  • Prioritizing According to Market Segment: Successful retailers must prioritize circular models that align with their industry segment, taking into account the specific needs and desires of both their current and future customer base.
  • Matching Business Models to Products: Different product types are best suited to specific business models. Retailers should consider product characteristics when choosing the most suitable circular model. For instance:
  • Rental service: For products used infrequently, one-off events, or specific activities.
  • Subscription Rental service: For products that require regular refreshing, are regularly purchased, can complement an existing wardrobe, and used for a definitive, short period.
  • Recommerce: For high-quality and durable products.
  • Getting the Incentives Right: Encouraging customers to change their behavior is challenging, and retailers need to take several steps simultaneously:
  • Offering incentives to encourage desired behavior, such as discount vouchers for re-commerce.
  • Ensuring a seamless customer experience, investing in frontend interfaces and efficient garment collection and delivery capabilities.
  • Ensuring that the business model is financially viable and provides financial value to the customer.

Circular Fashion Success

A number of fashion brands are already successfully embracing circular practices. Here are a few examples:
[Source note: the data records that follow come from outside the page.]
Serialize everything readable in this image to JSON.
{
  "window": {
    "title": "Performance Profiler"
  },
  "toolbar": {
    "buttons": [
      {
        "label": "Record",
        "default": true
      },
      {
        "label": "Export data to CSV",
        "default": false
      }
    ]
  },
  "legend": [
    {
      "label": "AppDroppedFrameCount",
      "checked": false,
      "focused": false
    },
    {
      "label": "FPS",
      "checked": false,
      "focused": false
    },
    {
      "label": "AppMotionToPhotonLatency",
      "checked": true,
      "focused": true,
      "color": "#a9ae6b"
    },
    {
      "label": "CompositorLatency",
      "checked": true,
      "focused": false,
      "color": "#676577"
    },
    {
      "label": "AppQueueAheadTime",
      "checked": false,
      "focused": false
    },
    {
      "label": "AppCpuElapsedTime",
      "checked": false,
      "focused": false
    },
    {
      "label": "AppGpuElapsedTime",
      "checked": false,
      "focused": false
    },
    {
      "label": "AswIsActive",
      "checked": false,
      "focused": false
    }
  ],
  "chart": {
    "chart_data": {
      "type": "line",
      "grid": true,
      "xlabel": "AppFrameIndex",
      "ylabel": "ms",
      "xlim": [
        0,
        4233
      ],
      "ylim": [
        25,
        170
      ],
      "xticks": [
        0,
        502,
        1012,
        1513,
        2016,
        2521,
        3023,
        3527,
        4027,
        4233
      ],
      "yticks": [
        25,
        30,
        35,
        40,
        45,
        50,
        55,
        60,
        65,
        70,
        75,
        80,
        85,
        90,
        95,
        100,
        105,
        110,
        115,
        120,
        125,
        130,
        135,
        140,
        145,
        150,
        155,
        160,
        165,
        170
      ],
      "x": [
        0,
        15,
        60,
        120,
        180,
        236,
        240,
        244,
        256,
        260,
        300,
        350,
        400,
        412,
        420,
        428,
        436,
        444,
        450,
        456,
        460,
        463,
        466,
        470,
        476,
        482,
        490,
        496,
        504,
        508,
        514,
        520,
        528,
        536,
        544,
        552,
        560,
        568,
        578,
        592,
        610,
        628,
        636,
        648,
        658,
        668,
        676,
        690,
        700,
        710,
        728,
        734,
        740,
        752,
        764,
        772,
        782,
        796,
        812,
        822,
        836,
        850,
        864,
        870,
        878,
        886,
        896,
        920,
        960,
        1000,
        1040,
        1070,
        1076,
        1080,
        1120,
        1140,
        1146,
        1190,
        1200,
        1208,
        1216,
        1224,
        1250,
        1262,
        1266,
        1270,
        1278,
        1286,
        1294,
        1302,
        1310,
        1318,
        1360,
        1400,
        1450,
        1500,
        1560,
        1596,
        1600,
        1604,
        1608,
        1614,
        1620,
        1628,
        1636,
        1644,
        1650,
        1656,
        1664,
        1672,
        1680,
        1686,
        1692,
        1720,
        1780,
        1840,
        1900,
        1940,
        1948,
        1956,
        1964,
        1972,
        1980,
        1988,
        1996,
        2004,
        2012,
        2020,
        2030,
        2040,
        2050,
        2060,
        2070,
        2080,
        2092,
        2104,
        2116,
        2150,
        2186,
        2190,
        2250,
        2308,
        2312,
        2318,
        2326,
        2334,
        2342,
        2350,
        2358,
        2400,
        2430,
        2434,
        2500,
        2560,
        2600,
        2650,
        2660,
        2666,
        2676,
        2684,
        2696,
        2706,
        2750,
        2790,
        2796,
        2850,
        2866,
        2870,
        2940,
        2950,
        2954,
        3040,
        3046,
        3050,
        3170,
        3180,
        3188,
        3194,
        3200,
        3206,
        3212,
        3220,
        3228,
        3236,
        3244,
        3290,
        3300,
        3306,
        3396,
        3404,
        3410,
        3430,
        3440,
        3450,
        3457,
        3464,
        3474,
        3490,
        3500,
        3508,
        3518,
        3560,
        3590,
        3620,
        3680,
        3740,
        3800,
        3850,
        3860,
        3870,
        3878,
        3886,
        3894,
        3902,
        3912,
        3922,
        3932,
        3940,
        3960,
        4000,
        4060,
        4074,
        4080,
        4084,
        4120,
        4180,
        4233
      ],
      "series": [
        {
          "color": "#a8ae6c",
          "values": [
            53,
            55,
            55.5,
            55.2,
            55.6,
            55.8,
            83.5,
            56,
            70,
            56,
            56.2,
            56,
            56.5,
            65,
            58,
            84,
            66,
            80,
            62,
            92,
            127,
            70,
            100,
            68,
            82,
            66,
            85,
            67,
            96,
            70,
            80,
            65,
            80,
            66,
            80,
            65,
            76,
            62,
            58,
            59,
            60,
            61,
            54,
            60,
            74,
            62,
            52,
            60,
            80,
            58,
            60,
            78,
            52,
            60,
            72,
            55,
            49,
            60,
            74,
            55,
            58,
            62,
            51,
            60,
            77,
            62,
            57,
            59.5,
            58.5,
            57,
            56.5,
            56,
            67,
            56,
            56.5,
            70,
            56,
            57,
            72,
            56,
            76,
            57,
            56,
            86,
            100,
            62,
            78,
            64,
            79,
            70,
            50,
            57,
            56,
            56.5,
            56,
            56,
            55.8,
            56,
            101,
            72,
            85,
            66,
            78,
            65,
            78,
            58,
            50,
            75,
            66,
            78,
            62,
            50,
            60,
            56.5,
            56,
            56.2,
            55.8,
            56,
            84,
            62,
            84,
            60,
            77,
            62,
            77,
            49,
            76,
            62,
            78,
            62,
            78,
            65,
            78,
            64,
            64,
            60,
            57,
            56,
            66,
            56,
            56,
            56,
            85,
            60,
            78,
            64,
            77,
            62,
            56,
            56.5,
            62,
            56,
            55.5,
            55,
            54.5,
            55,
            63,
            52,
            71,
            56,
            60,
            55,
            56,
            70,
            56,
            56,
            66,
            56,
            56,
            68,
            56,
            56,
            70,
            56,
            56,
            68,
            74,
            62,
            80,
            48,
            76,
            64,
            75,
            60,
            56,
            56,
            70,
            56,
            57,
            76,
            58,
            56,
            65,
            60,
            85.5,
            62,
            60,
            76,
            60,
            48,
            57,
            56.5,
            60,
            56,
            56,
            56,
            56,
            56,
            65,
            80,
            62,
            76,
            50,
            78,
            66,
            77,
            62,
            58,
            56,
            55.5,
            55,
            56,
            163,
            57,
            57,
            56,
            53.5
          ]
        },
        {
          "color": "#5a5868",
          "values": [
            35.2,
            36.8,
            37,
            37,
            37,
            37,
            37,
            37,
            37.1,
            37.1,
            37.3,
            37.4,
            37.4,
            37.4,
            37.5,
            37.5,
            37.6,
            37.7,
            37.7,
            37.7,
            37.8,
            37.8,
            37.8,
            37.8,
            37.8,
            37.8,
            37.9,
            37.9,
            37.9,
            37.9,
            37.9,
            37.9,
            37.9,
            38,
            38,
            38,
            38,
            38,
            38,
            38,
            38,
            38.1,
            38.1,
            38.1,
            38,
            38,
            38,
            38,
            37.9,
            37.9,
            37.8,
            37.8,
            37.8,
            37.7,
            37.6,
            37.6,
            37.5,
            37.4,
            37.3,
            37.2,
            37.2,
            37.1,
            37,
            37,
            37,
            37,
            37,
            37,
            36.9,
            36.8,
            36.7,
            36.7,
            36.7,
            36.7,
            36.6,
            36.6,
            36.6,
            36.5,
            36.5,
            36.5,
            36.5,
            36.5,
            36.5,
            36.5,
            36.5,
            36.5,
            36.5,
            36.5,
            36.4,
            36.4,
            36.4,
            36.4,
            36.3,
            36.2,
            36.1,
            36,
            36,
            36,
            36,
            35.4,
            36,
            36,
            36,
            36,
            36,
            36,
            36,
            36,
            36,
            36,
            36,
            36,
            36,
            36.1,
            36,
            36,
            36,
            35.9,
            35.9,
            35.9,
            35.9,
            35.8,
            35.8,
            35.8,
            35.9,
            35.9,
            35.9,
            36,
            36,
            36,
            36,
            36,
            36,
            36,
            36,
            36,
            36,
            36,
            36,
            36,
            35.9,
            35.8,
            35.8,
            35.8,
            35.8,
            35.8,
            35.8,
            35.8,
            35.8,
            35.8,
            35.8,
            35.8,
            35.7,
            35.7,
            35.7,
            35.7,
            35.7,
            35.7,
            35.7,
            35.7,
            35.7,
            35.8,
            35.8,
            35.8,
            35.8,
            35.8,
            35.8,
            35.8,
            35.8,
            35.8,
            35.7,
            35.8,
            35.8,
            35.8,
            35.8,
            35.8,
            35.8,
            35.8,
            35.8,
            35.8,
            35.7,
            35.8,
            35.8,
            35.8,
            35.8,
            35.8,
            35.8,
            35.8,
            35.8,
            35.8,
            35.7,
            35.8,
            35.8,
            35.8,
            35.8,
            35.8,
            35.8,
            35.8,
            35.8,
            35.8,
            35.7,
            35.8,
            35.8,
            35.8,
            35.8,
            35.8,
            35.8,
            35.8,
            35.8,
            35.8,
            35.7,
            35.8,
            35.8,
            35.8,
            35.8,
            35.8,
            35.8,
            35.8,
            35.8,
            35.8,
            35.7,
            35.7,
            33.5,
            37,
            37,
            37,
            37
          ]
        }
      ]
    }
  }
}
Patagonia

This outdoor clothing company has long been a pioneer in sustainable practices. They encourage customers to repair their products, offer a Worn Wear program for buying and selling used gear, and make products from recycled materials.

Eileen Fisher

This high-end brand focuses on timeless designs and quality. They have a Renew program where they take back old EILEEN FISHER garments, renew them, and resell them.

Veja

Veja is a sustainable sneaker brand that uses organic cotton, recycled polyester, and wild rubber in its shoes. The brand also has a take-back program that allows consumers to return their worn-out Veja sneakers for recycling. 

V-10 Flannel Snow Black, The flannel we use is 100% recycled. It’s made with both recycled cotton and recycled polyester (PET). 2021 Autumn – Winter lookbook

The circular fashion economy offers a sustainable and eco-friendly alternative to the traditional fashion industry. Brands that embrace this model can reduce waste, minimize environmental impact, and attract eco-conscious consumers. By following the principles of designing for durability, reducing, reusing, and recycling, and extending product life, fashion brands can make a positive impact on the planet while also enjoying long-term success. The case studies mentioned demonstrate that the circular fashion economy is not just a theory; it’s a viable and thriving model for the future of fashion. It’s crucial for brands to step up and take part in the revolution towards a more sustainable and circular fashion industry.